Conservation of endangered amphibians

Natural History and Conservation of Endangered Amphibianspoison-dart-frog
Amphibian populations have undergone rapid, global declines and extinctions in recent decades. Over 30% of all amphibian species are now considered threatened and as many as 122 species have recently become extinct. In many cases declines can be attributed to threats amphibians share with other groups, including habitat destruction and fragmentation, introduction of predators and competitors, exploitation by humans, and global climate change. However, some of the declines and extinctions of amphibian species have been caused by the fungal pathogen (Bd). In some areas, like Central America and Australia, Bd epidemics moved so quickly across the landscape and threatened so many little-known and endemic species with extinction that the only viable conservation strategy was to bring animals into captivity and establish assurance colonies, in hopes that they would one day be able to be successfully reintroduced into their native habitat.

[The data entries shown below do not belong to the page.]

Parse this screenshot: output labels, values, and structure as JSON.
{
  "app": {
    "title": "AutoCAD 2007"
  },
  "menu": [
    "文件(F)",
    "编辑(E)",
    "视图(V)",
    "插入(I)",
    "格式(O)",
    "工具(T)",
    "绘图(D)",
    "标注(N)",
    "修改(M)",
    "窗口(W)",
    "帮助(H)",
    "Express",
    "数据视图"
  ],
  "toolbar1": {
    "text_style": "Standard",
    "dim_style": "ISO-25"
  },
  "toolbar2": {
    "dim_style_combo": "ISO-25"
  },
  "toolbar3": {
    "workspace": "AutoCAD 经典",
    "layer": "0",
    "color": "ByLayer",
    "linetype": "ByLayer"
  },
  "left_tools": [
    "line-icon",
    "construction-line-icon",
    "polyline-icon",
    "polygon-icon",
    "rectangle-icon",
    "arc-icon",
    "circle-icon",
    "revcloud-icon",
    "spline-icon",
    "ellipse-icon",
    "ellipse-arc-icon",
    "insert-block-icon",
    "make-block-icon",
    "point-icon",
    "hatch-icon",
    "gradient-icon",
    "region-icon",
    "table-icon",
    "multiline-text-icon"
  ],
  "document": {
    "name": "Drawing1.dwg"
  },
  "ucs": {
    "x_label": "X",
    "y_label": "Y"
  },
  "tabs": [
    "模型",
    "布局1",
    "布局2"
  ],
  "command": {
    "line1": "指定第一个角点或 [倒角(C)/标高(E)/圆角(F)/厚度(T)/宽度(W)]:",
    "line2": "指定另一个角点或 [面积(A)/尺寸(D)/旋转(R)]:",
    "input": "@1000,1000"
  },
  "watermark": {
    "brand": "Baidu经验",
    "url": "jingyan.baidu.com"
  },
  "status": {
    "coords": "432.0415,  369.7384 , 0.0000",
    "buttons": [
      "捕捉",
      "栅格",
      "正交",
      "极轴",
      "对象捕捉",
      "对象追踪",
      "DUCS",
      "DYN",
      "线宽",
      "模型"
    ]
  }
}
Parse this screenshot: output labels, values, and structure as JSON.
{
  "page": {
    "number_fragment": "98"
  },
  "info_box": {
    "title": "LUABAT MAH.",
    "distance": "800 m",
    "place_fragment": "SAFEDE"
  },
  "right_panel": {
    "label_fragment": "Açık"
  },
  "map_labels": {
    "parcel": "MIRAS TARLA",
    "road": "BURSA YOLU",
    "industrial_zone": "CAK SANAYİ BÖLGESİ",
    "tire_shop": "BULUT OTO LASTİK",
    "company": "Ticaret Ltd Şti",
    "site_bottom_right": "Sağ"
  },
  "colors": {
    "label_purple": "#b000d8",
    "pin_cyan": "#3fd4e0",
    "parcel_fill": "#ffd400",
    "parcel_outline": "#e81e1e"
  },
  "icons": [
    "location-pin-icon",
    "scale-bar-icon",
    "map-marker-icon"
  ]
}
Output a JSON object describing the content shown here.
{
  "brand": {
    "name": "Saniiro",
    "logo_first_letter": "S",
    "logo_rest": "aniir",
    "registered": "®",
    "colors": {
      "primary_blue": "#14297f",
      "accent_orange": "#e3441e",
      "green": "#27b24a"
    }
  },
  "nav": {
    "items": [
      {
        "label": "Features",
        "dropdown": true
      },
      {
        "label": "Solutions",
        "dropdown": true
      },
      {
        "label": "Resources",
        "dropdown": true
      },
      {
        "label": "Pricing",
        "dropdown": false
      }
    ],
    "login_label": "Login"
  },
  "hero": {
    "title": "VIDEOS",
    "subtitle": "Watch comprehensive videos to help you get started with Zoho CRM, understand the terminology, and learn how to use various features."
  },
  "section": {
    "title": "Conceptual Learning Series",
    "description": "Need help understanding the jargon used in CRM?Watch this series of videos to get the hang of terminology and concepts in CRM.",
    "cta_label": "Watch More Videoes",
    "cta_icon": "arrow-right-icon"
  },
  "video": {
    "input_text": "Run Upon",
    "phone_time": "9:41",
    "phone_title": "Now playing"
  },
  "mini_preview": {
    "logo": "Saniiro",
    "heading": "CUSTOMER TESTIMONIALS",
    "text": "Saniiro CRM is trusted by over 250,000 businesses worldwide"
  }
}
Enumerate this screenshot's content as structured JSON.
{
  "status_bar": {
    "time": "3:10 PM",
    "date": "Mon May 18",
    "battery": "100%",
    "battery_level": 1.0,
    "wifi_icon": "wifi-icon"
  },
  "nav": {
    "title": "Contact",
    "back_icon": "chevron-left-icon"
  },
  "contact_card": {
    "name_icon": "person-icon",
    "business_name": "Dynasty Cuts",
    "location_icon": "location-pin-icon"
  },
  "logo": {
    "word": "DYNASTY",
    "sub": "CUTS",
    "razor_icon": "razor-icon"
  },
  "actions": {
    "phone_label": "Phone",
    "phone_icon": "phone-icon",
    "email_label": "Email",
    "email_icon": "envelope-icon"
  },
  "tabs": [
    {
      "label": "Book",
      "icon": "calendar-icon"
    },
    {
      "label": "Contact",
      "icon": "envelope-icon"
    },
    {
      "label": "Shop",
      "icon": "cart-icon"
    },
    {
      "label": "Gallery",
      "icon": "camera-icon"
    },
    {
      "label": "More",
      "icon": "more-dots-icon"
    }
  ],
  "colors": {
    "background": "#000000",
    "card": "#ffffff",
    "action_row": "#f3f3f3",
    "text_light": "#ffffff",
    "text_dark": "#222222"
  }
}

Our work has contributed to the global amphibian conservation effort on a number of fronts. Work during Dr. Richards-Zawacki’s PhD helped to understand the natural history of three little-known, yet critically endangered species that were being maintained in captivity due to the destruction of their habitat (the Kihansi Spray Toad, Nectophrynoides asperginisArch et al. 2011) or the arrival of Bd (Panamanian golden frogs, Atelopus varius and A. zetekiZippel et al. 2006, Richards & Knowles 2007). Our more recent work has included the development of techniques to improve the health and reproductive success of captive amphibians (Dugas et al. 2013), including methods for treating Bd infections in captive animals. Our heat treatment (Chatfield and Richards-Zawacki 2011) and low-dose itraconazole treatment (Brannelly et al. 2012) protocols have been adopted by zoos, aquariums, and amphibian rescue facilities, where they have helped to reduce mortality rates among amphibians being treated for Bd (which often, unfortunately, includes animals of critical conservation importance).

MucosomeWork in our lab has also begun to address issues related to the reintroduction of captive animals to the wild. For example, the skin of amphibians is host to a diverse bacterial community and some of these microbes are symbiotic, playing an important role in host health, and specifically, defense against Bd. We characterized the skin microbiomes of wild and F1 captive A. zeteki, a species that may be extinct in the wild but that is being maintained in captivity. We found that the offspring of wild frogs, which were born in, and had been raised in captivity for eight years, still shared 70% of their microbial community with wild frogs (Becker et al. 2014). This is promising, as it suggests that microbial symbiotic relationships, some of which are important to the ecology of wild animals, can be maintained and passed from generation to generation during captive management.